RECORDED INFORMATION: Begin

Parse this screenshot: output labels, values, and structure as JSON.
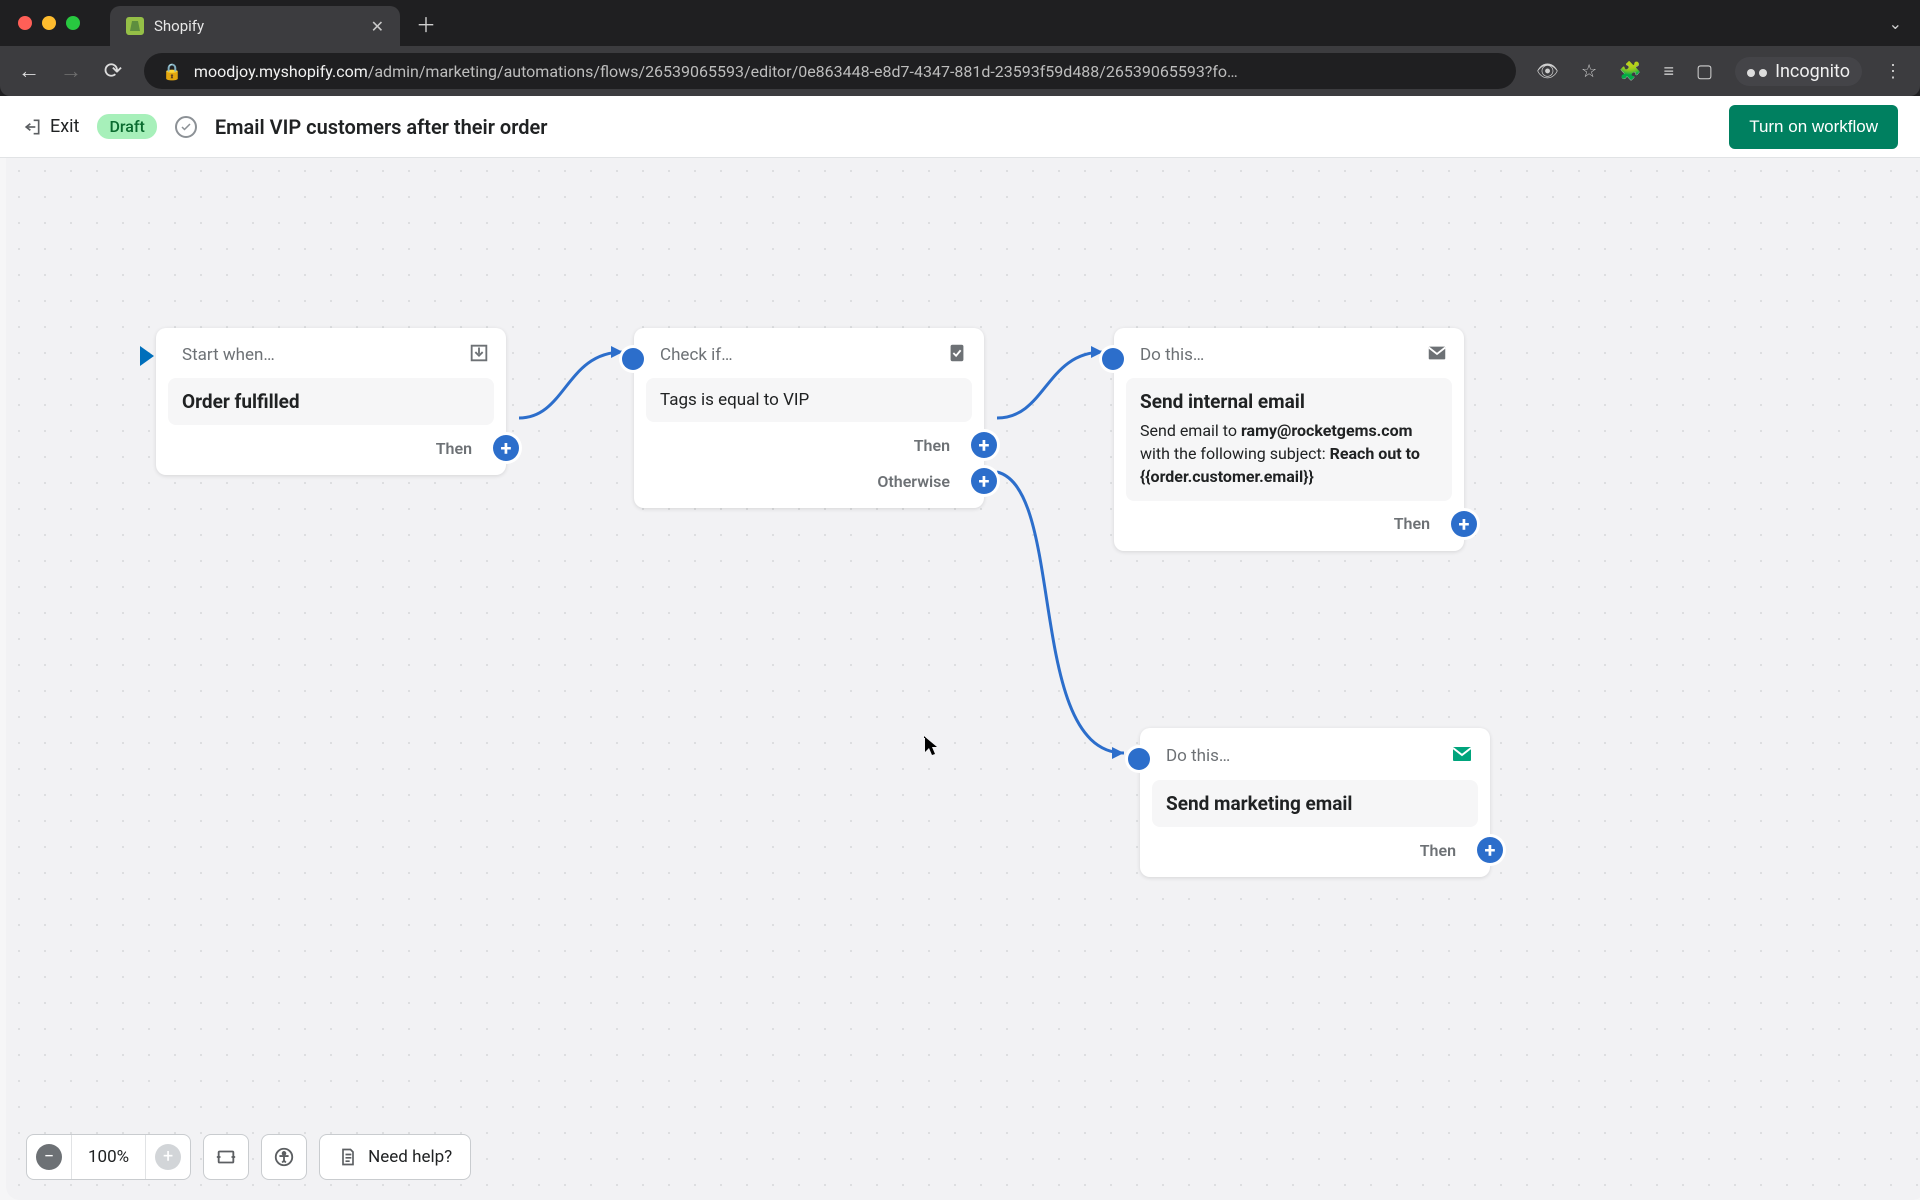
{
  "browser": {
    "tab_title": "Shopify",
    "url_host": "moodjoy.myshopify.com",
    "url_path": "/admin/marketing/automations/flows/26539065593/editor/0e863448-e8d7-4347-881d-23593f59d488/26539065593?fo…",
    "incognito_label": "Incognito"
  },
  "header": {
    "exit_label": "Exit",
    "status": "Draft",
    "title": "Email VIP customers after their order",
    "primary_button": "Turn on workflow"
  },
  "nodes": {
    "trigger": {
      "header": "Start when…",
      "body": "Order fulfilled",
      "out_then": "Then"
    },
    "condition": {
      "header": "Check if…",
      "body": "Tags is equal to VIP",
      "out_then": "Then",
      "out_otherwise": "Otherwise"
    },
    "action_email": {
      "header": "Do this…",
      "title": "Send internal email",
      "desc_prefix": "Send email to ",
      "desc_recipient": "ramy@rocketgems.com",
      "desc_mid": " with the following subject: ",
      "desc_subject": "Reach out to {{order.customer.email}}",
      "out_then": "Then"
    },
    "action_marketing": {
      "header": "Do this…",
      "title": "Send marketing email",
      "out_then": "Then"
    }
  },
  "bottom": {
    "zoom": "100%",
    "help_label": "Need help?"
  }
}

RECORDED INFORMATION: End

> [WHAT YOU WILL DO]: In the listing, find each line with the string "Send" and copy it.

> [RESPONSE TO THE EXERCISE]:
      "title": "Send internal email",
      "desc_prefix": "Send email to ",
      "title": "Send marketing email",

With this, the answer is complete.